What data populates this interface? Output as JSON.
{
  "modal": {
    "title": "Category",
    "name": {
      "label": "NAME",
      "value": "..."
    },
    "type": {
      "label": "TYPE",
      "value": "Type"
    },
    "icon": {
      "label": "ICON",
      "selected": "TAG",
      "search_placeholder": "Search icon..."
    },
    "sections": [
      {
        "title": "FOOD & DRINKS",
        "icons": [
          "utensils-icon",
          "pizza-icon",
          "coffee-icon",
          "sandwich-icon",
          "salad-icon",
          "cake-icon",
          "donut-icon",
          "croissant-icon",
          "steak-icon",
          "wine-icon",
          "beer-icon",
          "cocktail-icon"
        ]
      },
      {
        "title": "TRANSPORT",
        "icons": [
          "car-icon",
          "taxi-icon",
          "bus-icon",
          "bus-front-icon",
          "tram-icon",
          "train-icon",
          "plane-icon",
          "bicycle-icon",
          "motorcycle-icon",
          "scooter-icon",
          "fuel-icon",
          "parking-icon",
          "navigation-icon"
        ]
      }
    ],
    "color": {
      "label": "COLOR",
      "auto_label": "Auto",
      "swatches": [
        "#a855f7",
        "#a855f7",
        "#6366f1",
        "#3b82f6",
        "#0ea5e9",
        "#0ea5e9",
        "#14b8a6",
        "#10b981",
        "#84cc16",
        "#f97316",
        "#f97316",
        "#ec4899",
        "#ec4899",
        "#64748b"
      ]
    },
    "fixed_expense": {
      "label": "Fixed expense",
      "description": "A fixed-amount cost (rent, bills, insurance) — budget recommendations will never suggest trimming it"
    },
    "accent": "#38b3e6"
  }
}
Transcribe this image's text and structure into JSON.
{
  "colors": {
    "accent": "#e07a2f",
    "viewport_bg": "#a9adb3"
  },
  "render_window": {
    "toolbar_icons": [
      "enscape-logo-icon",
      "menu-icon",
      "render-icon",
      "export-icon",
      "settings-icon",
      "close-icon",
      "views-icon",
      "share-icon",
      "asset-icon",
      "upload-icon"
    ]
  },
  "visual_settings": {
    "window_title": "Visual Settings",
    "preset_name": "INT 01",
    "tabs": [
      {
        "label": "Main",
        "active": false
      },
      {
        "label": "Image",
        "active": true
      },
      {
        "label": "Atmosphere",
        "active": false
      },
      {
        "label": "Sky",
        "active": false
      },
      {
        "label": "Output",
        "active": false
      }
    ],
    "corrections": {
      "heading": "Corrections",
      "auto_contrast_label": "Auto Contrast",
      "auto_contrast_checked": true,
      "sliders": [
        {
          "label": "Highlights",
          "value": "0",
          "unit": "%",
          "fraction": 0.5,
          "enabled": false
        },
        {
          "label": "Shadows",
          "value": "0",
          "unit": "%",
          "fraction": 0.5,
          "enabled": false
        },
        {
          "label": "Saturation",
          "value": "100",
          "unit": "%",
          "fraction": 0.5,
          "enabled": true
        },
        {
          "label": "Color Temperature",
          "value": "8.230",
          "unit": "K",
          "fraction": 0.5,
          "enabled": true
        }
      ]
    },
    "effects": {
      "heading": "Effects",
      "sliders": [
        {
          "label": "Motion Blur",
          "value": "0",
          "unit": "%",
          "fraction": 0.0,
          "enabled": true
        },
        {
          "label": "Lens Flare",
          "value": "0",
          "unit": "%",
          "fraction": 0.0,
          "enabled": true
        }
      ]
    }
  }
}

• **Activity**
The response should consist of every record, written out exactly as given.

• **Response area**
What data populates this interface? Output as JSON.
{
  "modal": {
    "title": "Category",
    "name": {
      "label": "NAME",
      "value": "..."
    },
    "type": {
      "label": "TYPE",
      "value": "Type"
    },
    "icon": {
      "label": "ICON",
      "selected": "TAG",
      "search_placeholder": "Search icon..."
    },
    "sections": [
      {
        "title": "FOOD & DRINKS",
        "icons": [
          "utensils-icon",
          "pizza-icon",
          "coffee-icon",
          "sandwich-icon",
          "salad-icon",
          "cake-icon",
          "donut-icon",
          "croissant-icon",
          "steak-icon",
          "wine-icon",
          "beer-icon",
          "cocktail-icon"
        ]
      },
      {
        "title": "TRANSPORT",
        "icons": [
          "car-icon",
          "taxi-icon",
          "bus-icon",
          "bus-front-icon",
          "tram-icon",
          "train-icon",
          "plane-icon",
          "bicycle-icon",
          "motorcycle-icon",
          "scooter-icon",
          "fuel-icon",
          "parking-icon",
          "navigation-icon"
        ]
      }
    ],
    "color": {
      "label": "COLOR",
      "auto_label": "Auto",
      "swatches": [
        "#a855f7",
        "#a855f7",
        "#6366f1",
        "#3b82f6",
        "#0ea5e9",
        "#0ea5e9",
        "#14b8a6",
        "#10b981",
        "#84cc16",
        "#f97316",
        "#f97316",
        "#ec4899",
        "#ec4899",
        "#64748b"
      ]
    },
    "fixed_expense": {
      "label": "Fixed expense",
      "description": "A fixed-amount cost (rent, bills, insurance) — budget recommendations will never suggest trimming it"
    },
    "accent": "#38b3e6"
  }
}
Transcribe this image's text and structure into JSON.
{
  "colors": {
    "accent": "#e07a2f",
    "viewport_bg": "#a9adb3"
  },
  "render_window": {
    "toolbar_icons": [
      "enscape-logo-icon",
      "menu-icon",
      "render-icon",
      "export-icon",
      "settings-icon",
      "close-icon",
      "views-icon",
      "share-icon",
      "asset-icon",
      "upload-icon"
    ]
  },
  "visual_settings": {
    "window_title": "Visual Settings",
    "preset_name": "INT 01",
    "tabs": [
      {
        "label": "Main",
        "active": false
      },
      {
        "label": "Image",
        "active": true
      },
      {
        "label": "Atmosphere",
        "active": false
      },
      {
        "label": "Sky",
        "active": false
      },
      {
        "label": "Output",
        "active": false
      }
    ],
    "corrections": {
      "heading": "Corrections",
      "auto_contrast_label": "Auto Contrast",
      "auto_contrast_checked": true,
      "sliders": [
        {
          "label": "Highlights",
          "value": "0",
          "unit": "%",
          "fraction": 0.5,
          "enabled": false
        },
        {
          "label": "Shadows",
          "value": "0",
          "unit": "%",
          "fraction": 0.5,
          "enabled": false
        },
        {
          "label": "Saturation",
          "value": "100",
          "unit": "%",
          "fraction": 0.5,
          "enabled": true
        },
        {
          "label": "Color Temperature",
          "value": "8.230",
          "unit": "K",
          "fraction": 0.5,
          "enabled": true
        }
      ]
    },
    "effects": {
      "heading": "Effects",
      "sliders": [
        {
          "label": "Motion Blur",
          "value": "0",
          "unit": "%",
          "fraction": 0.0,
          "enabled": true
        },
        {
          "label": "Lens Flare",
          "value": "0",
          "unit": "%",
          "fraction": 0.0,
          "enabled": true
        }
      ]
    }
  }
}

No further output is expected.